In his article ‘Building inclusive societies in fragile states’, Seth Kaplan looks for ways to make the elite work more for the benefit of their countries and populations. Approaching the problem in this way is commendable but we might ask whether the tools presented would ultimately be used by those elites that are in the position to use them effectively.
In his article – and the book upon which it is based – Seth Kaplan aims to look at the power dynamics and the role of elites and then seeks ways to make the latter work more for the benefit of their countries and populations. He starts from the double premise that 1. governments do not work well and are easily corrupted or hijacked by powerful interests, and 2. societies are divided into many different identity groups. In his theory, these factors combine to create a governing system that inevitably produces inequitable social relationships and self-interested politics that work against the interests of the weak and deprived.

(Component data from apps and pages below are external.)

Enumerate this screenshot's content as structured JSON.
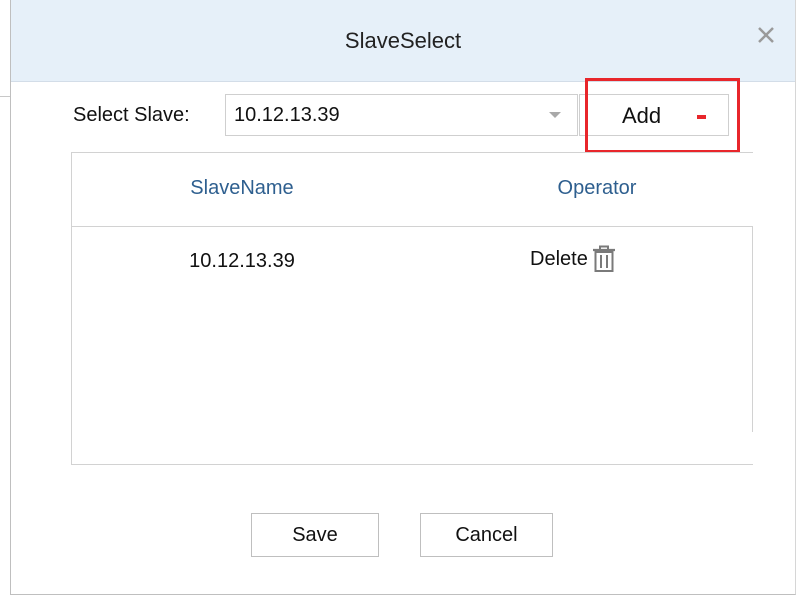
{
  "dialog": {
    "title": "SlaveSelect",
    "close_icon": "close-icon"
  },
  "select": {
    "label": "Select Slave:",
    "value": "10.12.13.39",
    "arrow_icon": "dropdown-arrow-icon"
  },
  "add_button": {
    "label": "Add",
    "highlight_color": "#e8262b"
  },
  "table": {
    "columns": [
      "SlaveName",
      "Operator"
    ],
    "rows": [
      {
        "name": "10.12.13.39",
        "operation": "Delete",
        "icon": "trash-icon"
      }
    ]
  },
  "footer": {
    "save_label": "Save",
    "cancel_label": "Cancel"
  },
  "colors": {
    "title_bar": "#e6f0f9",
    "header_text": "#2e5f8f"
  }
}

These premises can of course be criticized. Societies are never naturally divided, but fault lines are created and instrumentalized by political actors. Equally, governments are never monolithic nor are all individuals within them fully self-centred. Still, even if these are only half-truths, the conclusion that these assumptions change the way you analyze problems is correct. And this is the strength of the argument put forward in Kaplan’s article. He takes reality as a starting point and finds the openings, the margins for manoeuvre, and the potential points of leverage that change actors may have. He looks not at what the ideal would look like (fair and free elections leading to an inclusive government), but at what some of the mechanisms are that could lead to an improved – more inclusive, more pro-poor – situation.
This way of thinking is in line with political economy thinking, like the work by David Booth and others, and also with the work conducted by the Leadership for Development program and, more broadly, the Thinking and Working Politically community. It promotes a way of thinking that is more conscious of ‘how change comes about’ instead of ‘what change should look like’. Furthermore, Kaplan aims to take this even further by presenting concrete ideas on what levers may exist to entice such changes to come about.
But this is where the weakness of the article starts to emerge. It leaves us wondering who the audience of this book exactly is. Who are these recommendations intended for? Who has access to these levers and why would they use them? Kaplan states that ‘enlightened individuals’ within countries seeking to encourage more inclusive behaviour from elites are not without their own weapons to advance their agenda. At a later stage he points out the steps that could be taken by ‘members of the elite who want to nurture more inclusive and development-oriented states’. And further on he asks how ‘business, community and religious leaders’ can persuade political leaders to act more inclusively, wondering how ‘pro-reform forces’ can use their power to change the incentives of those who can bring about change.
It is therefore clear that Kaplan views ‘enlightened individuals’, pro-reform forces and those that aim to persuade the elite to become more inclusive as the change-makers. Yet in most examples that he provides this enlightened individual (Kagame, Soharto) is the head of state itself. This individual is already the head of the elite, and is therefore apparently no longer in need of convincing. Many of the concrete tools or ideas that Kaplan offers require a high degree of influence or political power to implement. An inclusive, pro-development ideology for instance tends to be professed by governments, not by business or religious leaders. What if the political elite are not willing to use these weapons, for the very reason that Kaplan himself describes, because they are more interested in maintaining the status quo? How applicable are these ‘weapons’ or ‘tools’ really for an individual who is relatively powerless?
Kaplan makes a good attempt to try and break open the black box of ‘political will’ by looking at where coalitions can be formed that work both for (some of) the elite and for (some of) the poor, and how such coalitions can be incentivized. But he still cannot give us an answer on what can be done when the elite is not so inclined, although the last section on incentives starts to make some headway in that direction. Furthermore, he still leaves us with the question on how these power asymmetries underpinning exclusion – the institutional bias that he starts off with – will ultimately be changed. Because without a fundamental change in these asymmetries it is doubtful the exclusion will disappear, even if growth begets more growth.
However these notes are not meant as a criticism of the argument Kaplan is putting forward. They are perhaps more a testimony of how difficult it really is – for any change agent – to make any change come about under these circumstances. Finding even the smallest lever for change is already no mean feat, and I wish more people would make as great an effort as I know Kaplan has made to answer these questions.
Photo credit main picture: UNAMID